__Excerpted records__:
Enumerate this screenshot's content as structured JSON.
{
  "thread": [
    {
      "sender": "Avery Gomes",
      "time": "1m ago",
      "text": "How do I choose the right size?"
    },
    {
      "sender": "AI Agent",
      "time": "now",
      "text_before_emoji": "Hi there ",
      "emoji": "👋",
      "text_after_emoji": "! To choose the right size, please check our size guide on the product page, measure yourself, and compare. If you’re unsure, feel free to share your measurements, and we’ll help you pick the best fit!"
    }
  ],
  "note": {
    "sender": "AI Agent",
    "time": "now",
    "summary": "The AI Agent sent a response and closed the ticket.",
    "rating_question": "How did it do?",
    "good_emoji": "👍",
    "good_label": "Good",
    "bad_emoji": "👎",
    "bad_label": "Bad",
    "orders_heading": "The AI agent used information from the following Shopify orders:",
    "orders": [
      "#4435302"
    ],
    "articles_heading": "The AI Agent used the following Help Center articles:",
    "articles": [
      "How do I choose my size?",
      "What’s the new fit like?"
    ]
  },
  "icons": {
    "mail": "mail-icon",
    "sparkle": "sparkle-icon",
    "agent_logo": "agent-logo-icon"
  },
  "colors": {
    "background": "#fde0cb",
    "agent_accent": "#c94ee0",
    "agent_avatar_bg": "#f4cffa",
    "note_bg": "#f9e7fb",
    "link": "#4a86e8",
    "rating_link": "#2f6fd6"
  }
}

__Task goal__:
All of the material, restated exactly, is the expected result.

__Task response__:
Enumerate this screenshot's content as structured JSON.
{
  "thread": [
    {
      "sender": "Avery Gomes",
      "time": "1m ago",
      "text": "How do I choose the right size?"
    },
    {
      "sender": "AI Agent",
      "time": "now",
      "text_before_emoji": "Hi there ",
      "emoji": "👋",
      "text_after_emoji": "! To choose the right size, please check our size guide on the product page, measure yourself, and compare. If you’re unsure, feel free to share your measurements, and we’ll help you pick the best fit!"
    }
  ],
  "note": {
    "sender": "AI Agent",
    "time": "now",
    "summary": "The AI Agent sent a response and closed the ticket.",
    "rating_question": "How did it do?",
    "good_emoji": "👍",
    "good_label": "Good",
    "bad_emoji": "👎",
    "bad_label": "Bad",
    "orders_heading": "The AI agent used information from the following Shopify orders:",
    "orders": [
      "#4435302"
    ],
    "articles_heading": "The AI Agent used the following Help Center articles:",
    "articles": [
      "How do I choose my size?",
      "What’s the new fit like?"
    ]
  },
  "icons": {
    "mail": "mail-icon",
    "sparkle": "sparkle-icon",
    "agent_logo": "agent-logo-icon"
  },
  "colors": {
    "background": "#fde0cb",
    "agent_accent": "#c94ee0",
    "agent_avatar_bg": "#f4cffa",
    "note_bg": "#f9e7fb",
    "link": "#4a86e8",
    "rating_link": "#2f6fd6"
  }
}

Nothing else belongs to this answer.